Prompt
Filter the records below for the word "MAIN". Copy each line that holds it.

Record set
════════
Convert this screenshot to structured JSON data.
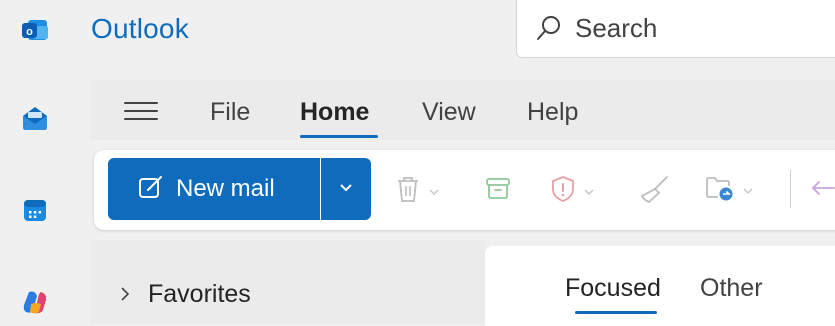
{
  "app": {
    "title": "Outlook"
  },
  "search": {
    "placeholder": "Search"
  },
  "rail": {
    "items": [
      "outlook-logo",
      "mail",
      "calendar",
      "copilot"
    ]
  },
  "menu": {
    "tabs": [
      "File",
      "Home",
      "View",
      "Help"
    ],
    "active": "Home"
  },
  "ribbon": {
    "new_mail_label": "New mail",
    "actions": [
      "delete",
      "archive",
      "report",
      "sweep",
      "move-to"
    ]
  },
  "nav": {
    "favorites_label": "Favorites"
  },
  "inbox": {
    "pivots": [
      "Focused",
      "Other"
    ],
    "active": "Focused"
  },
  "colors": {
    "accent": "#0f6cbd",
    "background": "#f0f0f0",
    "surface": "#ffffff"
  }
}
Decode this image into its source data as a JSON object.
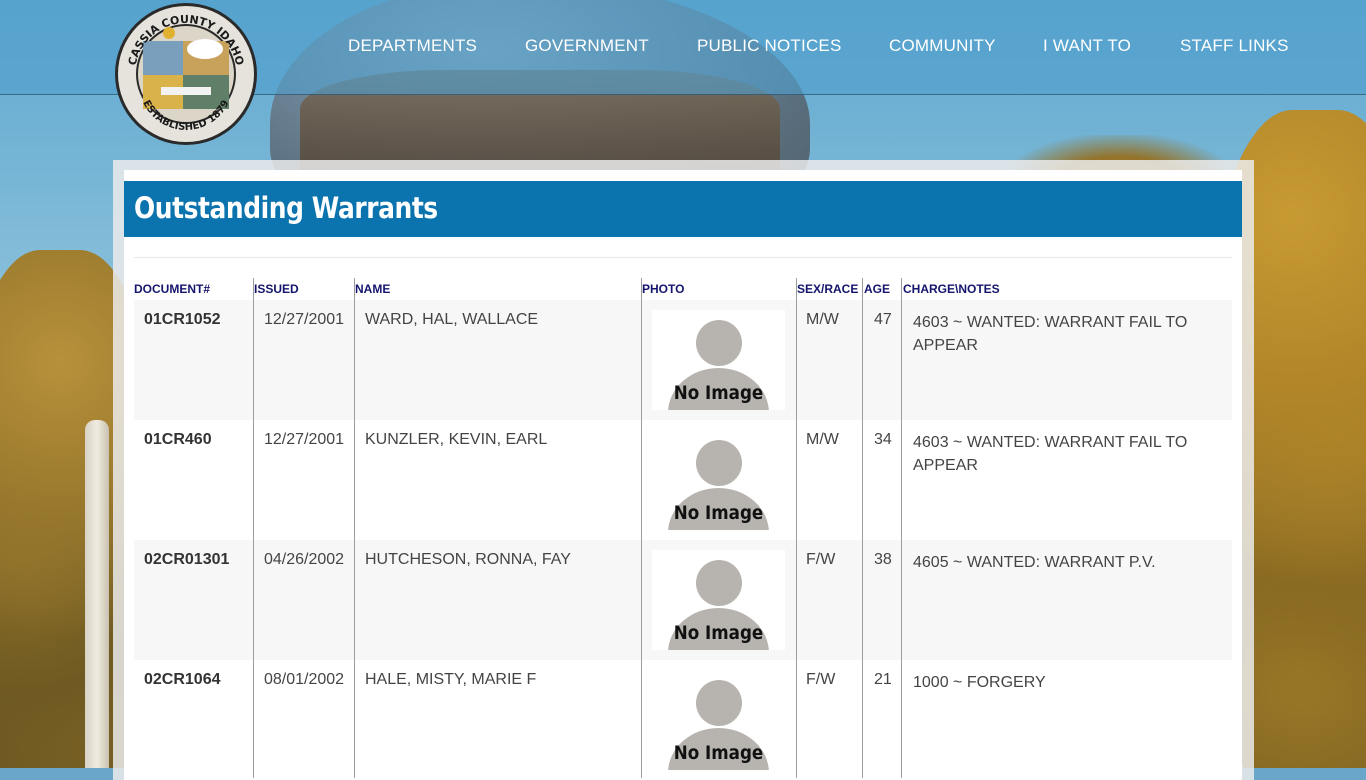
{
  "nav": {
    "items": [
      "DEPARTMENTS",
      "GOVERNMENT",
      "PUBLIC NOTICES",
      "COMMUNITY",
      "I WANT TO",
      "STAFF LINKS"
    ]
  },
  "seal": {
    "top_text": "CASSIA COUNTY IDAHO",
    "bottom_text": "ESTABLISHED 1879"
  },
  "page": {
    "title": "Outstanding Warrants"
  },
  "table": {
    "headers": [
      "DOCUMENT#",
      "ISSUED",
      "NAME",
      "PHOTO",
      "SEX/RACE",
      "AGE",
      "CHARGE\\NOTES"
    ],
    "no_image_label": "No Image",
    "rows": [
      {
        "doc": "01CR1052",
        "issued": "12/27/2001",
        "name": "WARD, HAL, WALLACE",
        "sexrace": "M/W",
        "age": "47",
        "charge": "4603 ~ WANTED: WARRANT FAIL TO APPEAR"
      },
      {
        "doc": "01CR460",
        "issued": "12/27/2001",
        "name": "KUNZLER, KEVIN, EARL",
        "sexrace": "M/W",
        "age": "34",
        "charge": "4603 ~ WANTED: WARRANT FAIL TO APPEAR"
      },
      {
        "doc": "02CR01301",
        "issued": "04/26/2002",
        "name": "HUTCHESON, RONNA, FAY",
        "sexrace": "F/W",
        "age": "38",
        "charge": "4605 ~ WANTED: WARRANT P.V."
      },
      {
        "doc": "02CR1064",
        "issued": "08/01/2002",
        "name": "HALE, MISTY, MARIE F",
        "sexrace": "F/W",
        "age": "21",
        "charge": "1000 ~ FORGERY"
      }
    ]
  },
  "colors": {
    "title_bar": "#0b74ae",
    "header_text": "#15156e",
    "row_alt": "#f7f7f7"
  }
}
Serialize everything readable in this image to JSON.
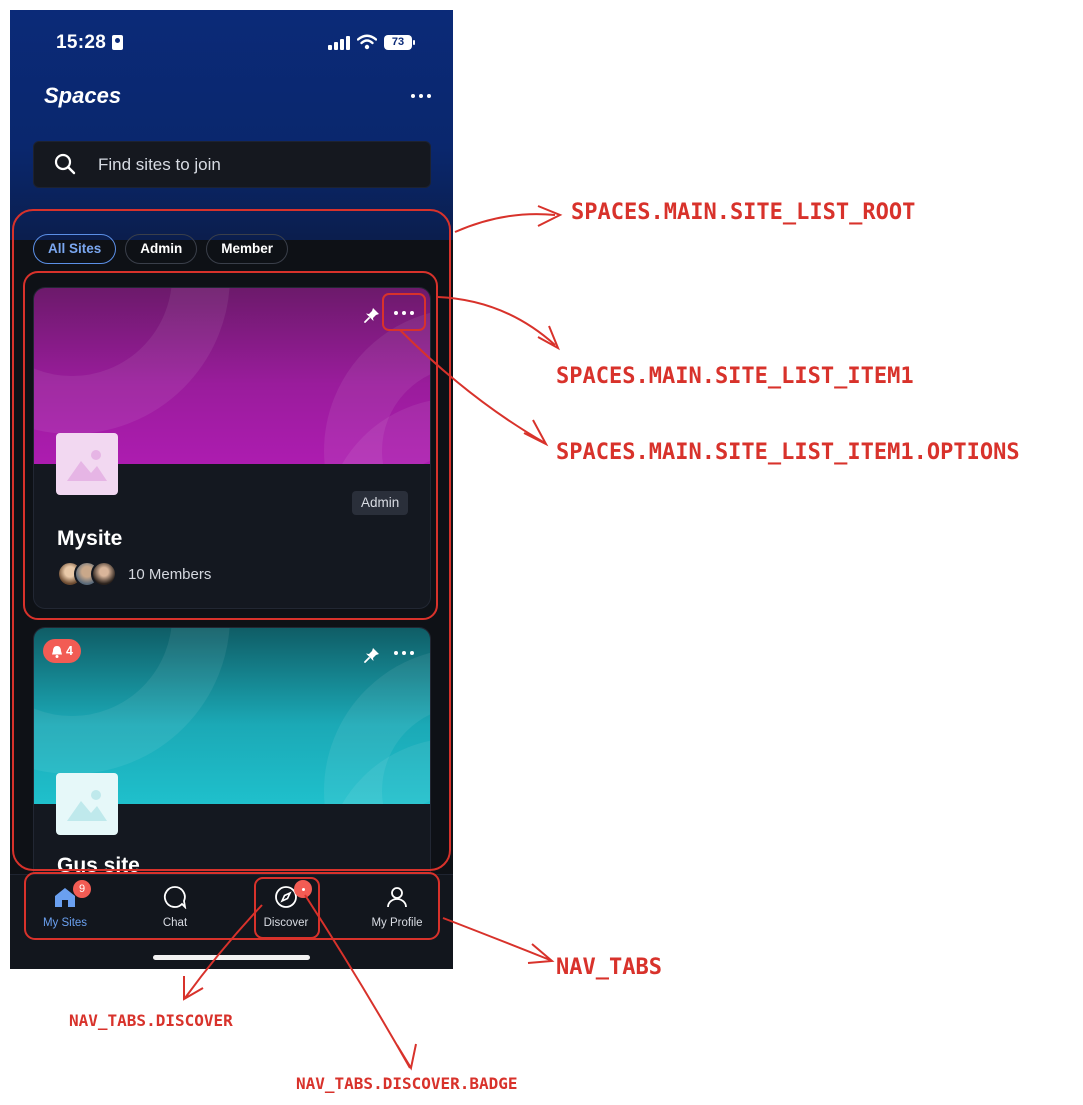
{
  "status_bar": {
    "time": "15:28",
    "battery": "73"
  },
  "header": {
    "title": "Spaces"
  },
  "search": {
    "placeholder": "Find sites to join"
  },
  "filters": {
    "chips": [
      "All Sites",
      "Admin",
      "Member"
    ],
    "active": "All Sites"
  },
  "sites": [
    {
      "name": "Mysite",
      "role": "Admin",
      "members": "10 Members",
      "accent": "#ad1cb0"
    },
    {
      "name": "Gus site",
      "notifications": "4",
      "accent": "#1fc0cc"
    }
  ],
  "nav_tabs": [
    {
      "label": "My Sites",
      "icon": "home-icon",
      "badge": "9",
      "active": true
    },
    {
      "label": "Chat",
      "icon": "chat-icon"
    },
    {
      "label": "Discover",
      "icon": "compass-icon",
      "badge": "dot"
    },
    {
      "label": "My Profile",
      "icon": "profile-icon"
    }
  ],
  "annotations": {
    "site_list_root": "SPACES.MAIN.SITE_LIST_ROOT",
    "site_list_item1": "SPACES.MAIN.SITE_LIST_ITEM1",
    "site_list_item1_options": "SPACES.MAIN.SITE_LIST_ITEM1.OPTIONS",
    "nav_tabs": "NAV_TABS",
    "nav_tabs_discover": "NAV_TABS.DISCOVER",
    "nav_tabs_discover_badge": "NAV_TABS.DISCOVER.BADGE"
  },
  "colors": {
    "annotation": "#d8322b",
    "header_bg": "#0b2a78",
    "active_tab": "#6aa0f0",
    "badge": "#f25c54"
  }
}
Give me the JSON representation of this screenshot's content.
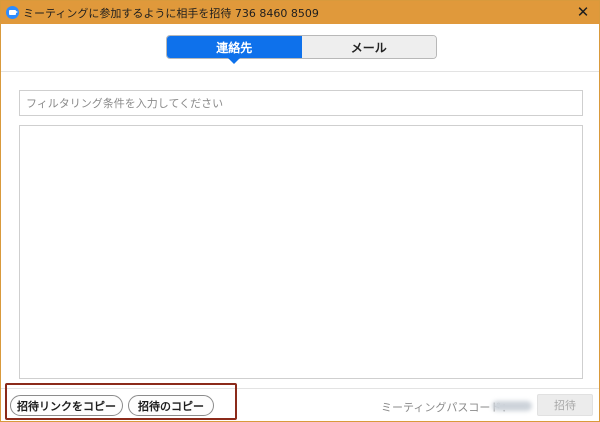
{
  "window": {
    "title": "ミーティングに参加するように相手を招待 736 8460 8509"
  },
  "tabs": [
    {
      "label": "連絡先",
      "active": true
    },
    {
      "label": "メール",
      "active": false
    }
  ],
  "filter": {
    "placeholder": "フィルタリング条件を入力してください",
    "value": ""
  },
  "footer": {
    "copy_link_label": "招待リンクをコピー",
    "copy_invite_label": "招待のコピー",
    "passcode_label": "ミーティングパスコード：",
    "invite_label": "招待"
  },
  "colors": {
    "titlebar": "#e0993b",
    "accent": "#0e71eb",
    "highlight": "#8b2a1a"
  },
  "icons": {
    "app": "zoom-camera-icon",
    "close": "close-icon"
  }
}
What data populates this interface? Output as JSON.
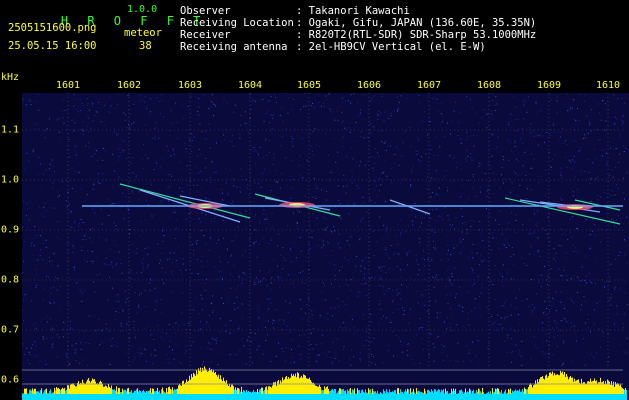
{
  "app": {
    "name": "H R O F F T",
    "version": "1.0.0"
  },
  "file": {
    "name": "2505151600.png",
    "timestamp": "25.05.15 16:00"
  },
  "meteor": {
    "label": "meteor",
    "count": "38"
  },
  "info": [
    {
      "label": "Observer",
      "value": ": Takanori Kawachi"
    },
    {
      "label": "Receiving Location",
      "value": ": Ogaki, Gifu, JAPAN (136.60E, 35.35N)"
    },
    {
      "label": "Receiver",
      "value": ": R820T2(RTL-SDR) SDR-Sharp 53.1000MHz"
    },
    {
      "label": "Receiving antenna",
      "value": ": 2el-HB9CV Vertical (el. E-W)"
    }
  ],
  "axis": {
    "unit": "kHz",
    "x_ticks": [
      "1601",
      "1602",
      "1603",
      "1604",
      "1605",
      "1606",
      "1607",
      "1608",
      "1609",
      "1610"
    ],
    "y_ticks": [
      "1.1",
      "1.0",
      "0.9",
      "0.8",
      "0.7",
      "0.6"
    ]
  },
  "colors": {
    "background": "#000000",
    "spectrum_bg": "#0a0a3c",
    "header_green": "#33ff33",
    "header_yellow": "#ffff33",
    "carrier": "#66aaff",
    "echo": "#ff4466",
    "level_yellow": "#ffee00",
    "level_cyan": "#00ddff"
  }
}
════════
Result of the exercise
    "site_list_root": "SPACES.MAIN.SITE_LIST_ROOT",
    "site_list_item1": "SPACES.MAIN.SITE_LIST_ITEM1",
    "site_list_item1_options": "SPACES.MAIN.SITE_LIST_ITEM1.OPTIONS",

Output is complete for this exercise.